0

I don't think water would remain useful for very long at all. It will stagnate and become fertile ground for lots of little nasties.

I recommend filling your airlock with cheap vodka. The alcohol will prevent microbes from growing in the liquid for a long time. As long as your airlock is properly capped, it should be fine for several weeks, and probably several months. The only time I ever had an issue was with an airlock that I (inadvertently) filled with a flavored vodka. After a few months, I'm guessing the alcohol dissipated enough for the flavored sugars to become a Petri dish! :(

The S-shaped airlocks have less surface area and therefore are subject to less evaporation. However 3-piece or S-shaped are not ideal during initial fermentation when blowoff is possible. I also wouldn't recommend leaving a brew for several weeks during this phase, either.

|improve this answer|||||
  • I should have clarified that I never use just plain water, I always use water & starsan. I wonder which (between vodka and starsan) would evaporate less quickly. I agree that the s-shaped airlock has less surface area but it seems to me that it also holds less liquid. You really think vodka would last several months? – Michael Jan 21 '15 at 3:36
  • Vodka keeps essentially indefinitely when it's sealed it the bottle. – djs Jan 21 '15 at 6:23
0

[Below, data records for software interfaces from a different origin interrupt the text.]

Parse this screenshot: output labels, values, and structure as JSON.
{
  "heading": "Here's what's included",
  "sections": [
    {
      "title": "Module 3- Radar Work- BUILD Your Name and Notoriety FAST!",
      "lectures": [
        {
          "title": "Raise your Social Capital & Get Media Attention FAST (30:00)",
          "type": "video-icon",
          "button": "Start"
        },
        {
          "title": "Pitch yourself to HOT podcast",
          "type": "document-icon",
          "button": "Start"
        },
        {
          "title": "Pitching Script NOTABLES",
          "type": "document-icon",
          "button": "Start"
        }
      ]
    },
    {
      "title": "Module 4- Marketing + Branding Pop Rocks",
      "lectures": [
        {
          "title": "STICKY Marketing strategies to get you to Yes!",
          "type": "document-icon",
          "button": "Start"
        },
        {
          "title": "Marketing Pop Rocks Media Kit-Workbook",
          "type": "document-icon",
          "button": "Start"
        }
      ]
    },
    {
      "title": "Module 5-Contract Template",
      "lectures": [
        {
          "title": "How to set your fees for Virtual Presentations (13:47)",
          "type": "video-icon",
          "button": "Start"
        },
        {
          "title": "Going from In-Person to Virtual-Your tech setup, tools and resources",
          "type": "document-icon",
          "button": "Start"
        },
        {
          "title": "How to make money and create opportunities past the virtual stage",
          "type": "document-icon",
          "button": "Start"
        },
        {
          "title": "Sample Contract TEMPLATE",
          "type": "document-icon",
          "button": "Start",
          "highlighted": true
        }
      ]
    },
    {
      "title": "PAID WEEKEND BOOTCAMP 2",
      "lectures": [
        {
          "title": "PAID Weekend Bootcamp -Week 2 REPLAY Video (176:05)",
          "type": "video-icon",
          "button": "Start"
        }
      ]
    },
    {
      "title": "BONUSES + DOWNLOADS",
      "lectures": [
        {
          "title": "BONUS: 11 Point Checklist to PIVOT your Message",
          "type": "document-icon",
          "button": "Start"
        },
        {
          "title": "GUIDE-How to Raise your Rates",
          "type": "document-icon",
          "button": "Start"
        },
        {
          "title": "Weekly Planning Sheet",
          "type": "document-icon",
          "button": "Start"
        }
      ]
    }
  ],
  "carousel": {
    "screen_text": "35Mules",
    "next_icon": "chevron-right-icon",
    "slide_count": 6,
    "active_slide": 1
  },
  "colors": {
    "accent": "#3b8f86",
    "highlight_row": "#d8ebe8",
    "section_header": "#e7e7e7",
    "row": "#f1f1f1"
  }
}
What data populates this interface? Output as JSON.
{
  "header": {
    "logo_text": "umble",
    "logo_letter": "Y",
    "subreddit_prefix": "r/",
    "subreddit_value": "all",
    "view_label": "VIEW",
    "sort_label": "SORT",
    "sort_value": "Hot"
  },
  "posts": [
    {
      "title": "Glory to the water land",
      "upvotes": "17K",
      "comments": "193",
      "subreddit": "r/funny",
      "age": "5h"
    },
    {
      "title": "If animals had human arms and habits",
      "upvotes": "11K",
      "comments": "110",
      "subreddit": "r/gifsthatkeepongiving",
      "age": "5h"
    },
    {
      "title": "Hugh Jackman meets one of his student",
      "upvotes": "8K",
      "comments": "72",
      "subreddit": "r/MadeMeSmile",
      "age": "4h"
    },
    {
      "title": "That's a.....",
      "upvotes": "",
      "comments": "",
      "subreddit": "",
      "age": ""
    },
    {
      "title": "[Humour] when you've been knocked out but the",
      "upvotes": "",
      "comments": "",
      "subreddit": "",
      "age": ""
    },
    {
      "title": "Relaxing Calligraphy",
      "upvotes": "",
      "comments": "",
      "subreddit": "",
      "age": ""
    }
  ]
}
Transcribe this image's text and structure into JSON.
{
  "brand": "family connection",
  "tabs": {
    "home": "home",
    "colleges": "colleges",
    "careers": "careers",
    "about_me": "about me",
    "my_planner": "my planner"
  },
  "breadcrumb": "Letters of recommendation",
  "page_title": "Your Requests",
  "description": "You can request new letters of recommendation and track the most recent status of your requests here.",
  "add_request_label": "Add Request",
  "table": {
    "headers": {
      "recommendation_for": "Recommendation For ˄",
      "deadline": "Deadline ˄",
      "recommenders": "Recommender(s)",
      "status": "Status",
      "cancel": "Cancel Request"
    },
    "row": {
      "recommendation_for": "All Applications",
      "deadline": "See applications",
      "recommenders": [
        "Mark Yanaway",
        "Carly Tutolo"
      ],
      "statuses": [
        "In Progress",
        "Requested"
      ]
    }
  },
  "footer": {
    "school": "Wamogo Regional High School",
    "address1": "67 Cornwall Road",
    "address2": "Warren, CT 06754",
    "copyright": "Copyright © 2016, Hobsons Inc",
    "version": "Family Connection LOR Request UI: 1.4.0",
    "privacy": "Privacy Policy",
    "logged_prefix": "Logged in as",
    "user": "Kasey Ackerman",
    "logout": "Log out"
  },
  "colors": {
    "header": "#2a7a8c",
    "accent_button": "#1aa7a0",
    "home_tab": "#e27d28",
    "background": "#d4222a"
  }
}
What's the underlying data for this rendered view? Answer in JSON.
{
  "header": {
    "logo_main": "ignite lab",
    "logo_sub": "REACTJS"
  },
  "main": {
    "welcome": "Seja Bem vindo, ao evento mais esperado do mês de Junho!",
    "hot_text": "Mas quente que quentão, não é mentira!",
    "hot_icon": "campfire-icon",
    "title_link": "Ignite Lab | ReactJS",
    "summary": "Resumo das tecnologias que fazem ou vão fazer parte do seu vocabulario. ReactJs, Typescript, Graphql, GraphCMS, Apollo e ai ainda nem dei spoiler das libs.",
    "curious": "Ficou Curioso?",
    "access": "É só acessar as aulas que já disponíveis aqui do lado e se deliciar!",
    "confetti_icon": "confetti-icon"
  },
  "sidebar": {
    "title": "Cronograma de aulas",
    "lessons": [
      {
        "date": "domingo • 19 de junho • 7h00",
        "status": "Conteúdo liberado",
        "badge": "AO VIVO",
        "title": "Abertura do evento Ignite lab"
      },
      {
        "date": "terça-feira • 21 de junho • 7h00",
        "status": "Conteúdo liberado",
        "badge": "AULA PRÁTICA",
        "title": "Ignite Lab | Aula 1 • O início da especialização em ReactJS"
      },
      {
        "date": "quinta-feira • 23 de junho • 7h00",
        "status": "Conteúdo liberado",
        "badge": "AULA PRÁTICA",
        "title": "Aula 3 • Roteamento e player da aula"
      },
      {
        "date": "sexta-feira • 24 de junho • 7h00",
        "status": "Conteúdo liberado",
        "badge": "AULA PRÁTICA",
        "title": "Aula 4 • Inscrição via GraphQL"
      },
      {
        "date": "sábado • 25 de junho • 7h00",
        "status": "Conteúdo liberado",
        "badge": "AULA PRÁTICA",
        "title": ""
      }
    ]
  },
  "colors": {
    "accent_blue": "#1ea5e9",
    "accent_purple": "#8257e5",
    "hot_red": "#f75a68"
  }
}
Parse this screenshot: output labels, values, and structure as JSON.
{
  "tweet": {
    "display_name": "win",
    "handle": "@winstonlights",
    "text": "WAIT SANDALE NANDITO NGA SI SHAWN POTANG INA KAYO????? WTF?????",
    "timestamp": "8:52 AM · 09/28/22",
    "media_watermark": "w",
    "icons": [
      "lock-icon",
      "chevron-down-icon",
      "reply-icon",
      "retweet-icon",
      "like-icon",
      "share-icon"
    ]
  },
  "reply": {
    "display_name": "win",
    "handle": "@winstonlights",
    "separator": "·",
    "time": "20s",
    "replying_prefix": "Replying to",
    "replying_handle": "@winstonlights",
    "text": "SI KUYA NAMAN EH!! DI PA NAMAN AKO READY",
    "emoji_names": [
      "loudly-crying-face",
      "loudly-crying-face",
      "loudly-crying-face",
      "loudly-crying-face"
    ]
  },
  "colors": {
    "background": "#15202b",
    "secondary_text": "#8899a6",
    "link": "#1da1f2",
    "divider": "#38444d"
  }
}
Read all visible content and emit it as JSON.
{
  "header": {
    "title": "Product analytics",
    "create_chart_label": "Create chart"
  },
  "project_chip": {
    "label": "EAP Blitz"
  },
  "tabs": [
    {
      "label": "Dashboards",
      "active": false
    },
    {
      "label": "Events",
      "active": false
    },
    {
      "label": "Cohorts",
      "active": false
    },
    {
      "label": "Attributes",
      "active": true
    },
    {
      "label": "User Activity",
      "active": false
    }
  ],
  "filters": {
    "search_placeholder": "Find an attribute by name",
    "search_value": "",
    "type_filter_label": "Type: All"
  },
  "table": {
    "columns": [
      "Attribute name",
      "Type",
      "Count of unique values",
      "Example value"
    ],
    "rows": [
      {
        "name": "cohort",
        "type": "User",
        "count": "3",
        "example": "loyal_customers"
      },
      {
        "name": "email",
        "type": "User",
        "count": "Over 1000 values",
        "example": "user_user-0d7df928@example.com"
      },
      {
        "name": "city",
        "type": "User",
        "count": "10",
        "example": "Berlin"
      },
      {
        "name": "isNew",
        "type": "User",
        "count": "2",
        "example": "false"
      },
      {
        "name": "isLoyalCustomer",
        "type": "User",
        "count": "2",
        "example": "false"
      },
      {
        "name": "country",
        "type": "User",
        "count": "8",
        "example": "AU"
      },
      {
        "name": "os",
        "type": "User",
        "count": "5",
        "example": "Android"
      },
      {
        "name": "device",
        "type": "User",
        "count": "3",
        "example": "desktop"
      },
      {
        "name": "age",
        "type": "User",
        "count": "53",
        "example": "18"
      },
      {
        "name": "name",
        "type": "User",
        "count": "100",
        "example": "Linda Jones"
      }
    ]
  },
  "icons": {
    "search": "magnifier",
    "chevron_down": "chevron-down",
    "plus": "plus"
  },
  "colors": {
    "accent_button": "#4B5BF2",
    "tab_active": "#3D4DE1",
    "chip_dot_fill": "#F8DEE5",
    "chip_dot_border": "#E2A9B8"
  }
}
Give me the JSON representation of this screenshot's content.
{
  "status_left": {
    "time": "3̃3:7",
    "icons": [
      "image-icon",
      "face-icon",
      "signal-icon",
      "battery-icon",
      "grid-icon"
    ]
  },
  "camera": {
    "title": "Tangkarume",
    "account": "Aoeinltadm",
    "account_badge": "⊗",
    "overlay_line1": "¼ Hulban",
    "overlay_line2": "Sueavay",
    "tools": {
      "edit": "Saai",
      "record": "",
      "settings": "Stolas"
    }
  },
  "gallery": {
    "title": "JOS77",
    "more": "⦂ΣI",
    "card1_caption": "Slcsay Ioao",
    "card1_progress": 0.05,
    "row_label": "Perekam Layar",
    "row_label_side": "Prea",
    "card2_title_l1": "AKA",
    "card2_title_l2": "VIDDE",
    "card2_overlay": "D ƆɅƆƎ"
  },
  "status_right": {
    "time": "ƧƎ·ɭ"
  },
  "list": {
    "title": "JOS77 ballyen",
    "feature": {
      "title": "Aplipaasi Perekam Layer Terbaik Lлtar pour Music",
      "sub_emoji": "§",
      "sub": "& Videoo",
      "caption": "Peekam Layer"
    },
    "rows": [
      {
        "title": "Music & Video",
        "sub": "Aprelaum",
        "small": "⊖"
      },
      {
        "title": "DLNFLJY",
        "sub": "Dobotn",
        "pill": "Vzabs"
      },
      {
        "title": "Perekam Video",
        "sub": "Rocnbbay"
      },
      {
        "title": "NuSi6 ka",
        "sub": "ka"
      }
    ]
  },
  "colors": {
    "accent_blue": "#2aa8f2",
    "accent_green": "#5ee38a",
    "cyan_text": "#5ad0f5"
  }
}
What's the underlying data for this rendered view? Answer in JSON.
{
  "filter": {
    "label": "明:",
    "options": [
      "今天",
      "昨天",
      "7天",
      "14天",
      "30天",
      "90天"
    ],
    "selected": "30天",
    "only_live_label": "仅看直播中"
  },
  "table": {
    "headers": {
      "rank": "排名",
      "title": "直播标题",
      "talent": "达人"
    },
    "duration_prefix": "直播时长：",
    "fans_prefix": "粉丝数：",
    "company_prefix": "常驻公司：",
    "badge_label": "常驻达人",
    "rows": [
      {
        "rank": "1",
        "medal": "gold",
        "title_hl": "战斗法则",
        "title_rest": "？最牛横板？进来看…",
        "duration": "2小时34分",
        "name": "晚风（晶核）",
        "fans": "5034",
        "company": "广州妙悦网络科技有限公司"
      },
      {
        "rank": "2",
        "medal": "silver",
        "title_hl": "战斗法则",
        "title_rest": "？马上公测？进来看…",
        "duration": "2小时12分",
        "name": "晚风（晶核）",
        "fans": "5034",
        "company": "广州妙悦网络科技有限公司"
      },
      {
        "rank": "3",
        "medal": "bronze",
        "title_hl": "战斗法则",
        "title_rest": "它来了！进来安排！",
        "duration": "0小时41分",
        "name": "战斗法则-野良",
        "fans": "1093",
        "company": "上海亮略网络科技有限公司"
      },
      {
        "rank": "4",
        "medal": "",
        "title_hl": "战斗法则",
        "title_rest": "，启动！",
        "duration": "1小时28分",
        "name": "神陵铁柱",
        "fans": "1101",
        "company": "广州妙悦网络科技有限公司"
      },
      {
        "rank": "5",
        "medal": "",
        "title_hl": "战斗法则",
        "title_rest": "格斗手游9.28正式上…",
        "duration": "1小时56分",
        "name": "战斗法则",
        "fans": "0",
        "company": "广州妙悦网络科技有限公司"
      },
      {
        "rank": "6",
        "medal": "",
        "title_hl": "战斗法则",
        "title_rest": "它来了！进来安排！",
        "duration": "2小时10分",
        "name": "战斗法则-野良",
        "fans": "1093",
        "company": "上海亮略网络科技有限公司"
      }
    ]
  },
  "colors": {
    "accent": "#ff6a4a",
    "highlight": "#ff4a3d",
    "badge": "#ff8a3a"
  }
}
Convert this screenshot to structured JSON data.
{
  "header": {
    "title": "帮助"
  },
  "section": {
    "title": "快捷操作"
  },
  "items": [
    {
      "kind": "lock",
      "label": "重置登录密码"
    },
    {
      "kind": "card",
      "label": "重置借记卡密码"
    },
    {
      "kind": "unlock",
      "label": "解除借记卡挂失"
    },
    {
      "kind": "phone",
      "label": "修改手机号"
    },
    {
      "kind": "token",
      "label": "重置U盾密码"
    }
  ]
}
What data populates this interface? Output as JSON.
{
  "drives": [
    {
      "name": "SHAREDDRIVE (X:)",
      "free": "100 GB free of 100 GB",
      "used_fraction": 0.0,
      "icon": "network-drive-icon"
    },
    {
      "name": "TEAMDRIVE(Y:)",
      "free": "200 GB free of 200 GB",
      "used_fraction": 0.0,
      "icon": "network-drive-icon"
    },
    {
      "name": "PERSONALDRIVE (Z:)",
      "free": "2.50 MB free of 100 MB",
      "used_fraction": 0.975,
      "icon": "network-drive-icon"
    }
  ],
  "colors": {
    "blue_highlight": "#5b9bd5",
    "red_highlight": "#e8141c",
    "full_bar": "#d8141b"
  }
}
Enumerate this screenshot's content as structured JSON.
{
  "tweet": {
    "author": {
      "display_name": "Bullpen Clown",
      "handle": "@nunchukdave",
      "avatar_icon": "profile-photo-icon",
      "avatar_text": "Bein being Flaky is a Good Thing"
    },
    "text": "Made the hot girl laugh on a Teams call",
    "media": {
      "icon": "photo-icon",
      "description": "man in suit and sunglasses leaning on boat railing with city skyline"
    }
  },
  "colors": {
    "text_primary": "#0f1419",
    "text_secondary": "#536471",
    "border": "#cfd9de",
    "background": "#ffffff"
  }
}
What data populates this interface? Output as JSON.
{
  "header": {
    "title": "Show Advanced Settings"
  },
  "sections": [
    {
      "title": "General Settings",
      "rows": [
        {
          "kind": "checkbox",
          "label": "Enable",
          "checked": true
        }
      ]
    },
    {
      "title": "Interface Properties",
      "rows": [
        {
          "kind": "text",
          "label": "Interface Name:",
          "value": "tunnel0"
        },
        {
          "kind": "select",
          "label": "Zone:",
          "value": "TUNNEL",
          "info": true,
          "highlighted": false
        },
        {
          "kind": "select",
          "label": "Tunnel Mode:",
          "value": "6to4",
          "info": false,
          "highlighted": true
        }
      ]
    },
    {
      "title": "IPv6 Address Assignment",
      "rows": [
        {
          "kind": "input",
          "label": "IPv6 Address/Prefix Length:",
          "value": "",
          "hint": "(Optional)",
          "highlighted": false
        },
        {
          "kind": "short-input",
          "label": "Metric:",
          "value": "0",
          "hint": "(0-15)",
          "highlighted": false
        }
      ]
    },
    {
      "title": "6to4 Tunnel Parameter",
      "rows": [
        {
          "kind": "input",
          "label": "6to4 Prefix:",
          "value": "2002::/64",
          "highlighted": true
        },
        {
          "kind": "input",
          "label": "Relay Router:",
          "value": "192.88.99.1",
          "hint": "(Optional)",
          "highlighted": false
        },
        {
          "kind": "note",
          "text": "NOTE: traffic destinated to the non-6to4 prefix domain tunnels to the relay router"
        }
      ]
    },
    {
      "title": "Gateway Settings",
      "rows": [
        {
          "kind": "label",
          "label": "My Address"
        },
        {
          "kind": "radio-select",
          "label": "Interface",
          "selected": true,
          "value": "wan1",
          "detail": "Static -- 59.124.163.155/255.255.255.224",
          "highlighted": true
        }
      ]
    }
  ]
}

There is a variant on the "blow off into a separate jug" approach, which involves placing your entire fermenter in a water-filled container (a pail or tub) to provide temperature stabilization and then run the blow off tube down into that water. Basically getting two functions out of a single tub of water.

If you found a tub with a diameter just slightly larger than the exterior of your fermenter and if you strapped the blow off tube in tight against the fermenter, the whole could be considered a single unit.

--- Edit : Another Idea ---

You could modify a standard 3-piece airlock by extending the outer tube with transparent plastic pipe from an aquarium store. By making the airlock 4-6 inches tall, it could hold more water/vodka/sanitizer which would then take longer to evaporate away.

|improve this answer|||||
0

I have used the normal 3-peice with water for years to make wine and several of the wines I make have to sit in the secondary for 1 1/2 months between racks. I have never lost more that 1/2 of a safe amount of the water and have never had to top it off. But, I keep my wine in a stabile / controlled environment.

If you are worried about your environment, you can do what many home brewers (and I imagine even larger brewers) had done for a long time before helpful inventions like the 3-peice or s-style. Run a hose out of the top of your carboy into a glass / pail / drum of your favorite liquid. I am sure you can find something you can fill that will not entirely evaporate.

|improve this answer|||||
0

I use clingwrap, secured by a heavy duty rubber band. I punch two pin holes in the wrap to ensure excess CO2 can escape. Not very elegant, but very effective!

|improve this answer|||||

Your Answer

By clicking “Post Your Answer”, you agree to our terms of service, privacy policy and cookie policy

Not the answer you're looking for? Browse other questions tagged or ask your own question.